You can create hyperlinks in Microsoft Word 2013 from the Insert menu at the top of the window, or by right-clicking a selection and choosing to make a hyperlink. Some types of text will even become hyperlinks automatically in Word 2013 with default settings. But if your audience will be reading your document on the printed page, or if you would prefer not to distract them with clickable blue text, then you may decide to remove some of your links.
Fortunately Word 2013 has a “Remove Hyperlink” option that will solve your problem. Our guide below will show you how to locate a link and remove it so that you are left with normal text instead.
Deleting a Hyperlink in Word 2013
The steps in this article will show you how to remove a single hyperlink in Microsoft Word 2013. Once you have completed this action, the clickable link will be gone, but the text that contained the link (also called anchor text) will remain.
- Open the document containing the link that you wish to remove.
- Locate the link that you wish to remove. Most hyperlinks are blue or purple and include an underline, unless you have changed the styling.
- Right-click the link, then click the Remove Hyperlink option.
You can remove multiple hyperlinks from a selection in a document by pressing Ctrl + Shift + F9 on your keyboard. You can select your entire document by clicking inside the document, then pressing Ctrl + A on your keyboard. However, this action will not remove a hyperlink from a picture. Additionally, some Word 2013 users report that this keyboard shortcut did not work for them. You can read Microsoft’s article on hyperlinks in Word 2013 here.
Are you frustrated with the fact that Word 2013 will automatically create links when you type a Web page address or email address?
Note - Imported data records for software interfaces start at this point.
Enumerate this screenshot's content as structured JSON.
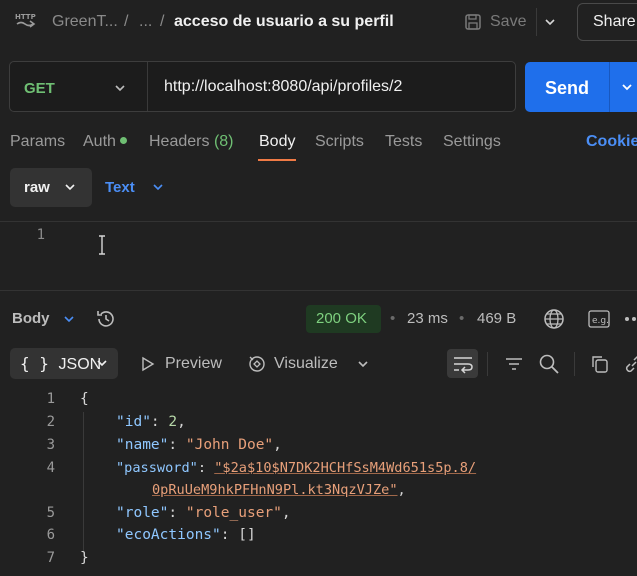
{
  "header": {
    "app_icon": "http-icon",
    "breadcrumb_workspace": "GreenT...",
    "breadcrumb_sep1": "/",
    "breadcrumb_ellipsis": "...",
    "breadcrumb_sep2": "/",
    "title": "acceso de usuario a su perfil",
    "save_label": "Save",
    "share_label": "Share"
  },
  "request": {
    "method": "GET",
    "url": "http://localhost:8080/api/profiles/2",
    "send_label": "Send"
  },
  "tabs": {
    "params": "Params",
    "auth": "Auth",
    "headers": "Headers",
    "headers_count": "(8)",
    "body": "Body",
    "scripts": "Scripts",
    "tests": "Tests",
    "settings": "Settings",
    "cookies": "Cookie"
  },
  "body_type": {
    "mode": "raw",
    "format": "Text"
  },
  "request_editor": {
    "line_numbers": [
      "1"
    ]
  },
  "response": {
    "label": "Body",
    "status": "200 OK",
    "time": "23 ms",
    "size": "469 B",
    "view_mode": "JSON",
    "view_icon": "{ }",
    "preview_label": "Preview",
    "visualize_label": "Visualize",
    "lines": [
      {
        "n": "1",
        "open_brace": "{"
      },
      {
        "n": "2",
        "key": "\"id\"",
        "value": "2",
        "trail": ","
      },
      {
        "n": "3",
        "key": "\"name\"",
        "value": "\"John Doe\"",
        "trail": ","
      },
      {
        "n": "4",
        "key": "\"password\"",
        "value": "\"$2a$10$N7DK2HCHfSsM4Wd651s5p.8/",
        "cont": "0pRuUeM9hkPFHnN9Pl.kt3NqzVJZe\"",
        "trail": ","
      },
      {
        "n": "5",
        "key": "\"role\"",
        "value": "\"role_user\"",
        "trail": ","
      },
      {
        "n": "6",
        "key": "\"ecoActions\"",
        "value": "[]"
      },
      {
        "n": "7",
        "close_brace": "}"
      }
    ]
  },
  "colors": {
    "accent_blue": "#1f6feb",
    "method_green": "#6fbf73",
    "active_tab_underline": "#ef7a45",
    "string_value": "#e8a07a",
    "json_key": "#8fc7ff"
  }
}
You can stop automatic hyperlinking to prevent this from occurring, and set up Word so that the only hyperlinks your documents contain are the ones that you create manually.
Matthew Burleigh has been writing tech tutorials since 2008. His writing has appeared on dozens of different websites and been read over 50 million times.
After receiving his Bachelor’s and Master’s degrees in Computer Science he spent several years working in IT management for small businesses. However, he now works full time writing content online and creating websites.
His main writing topics include iPhones, Microsoft Office, Google Apps, Android, and Photoshop, but he has also written about many other tech topics as well.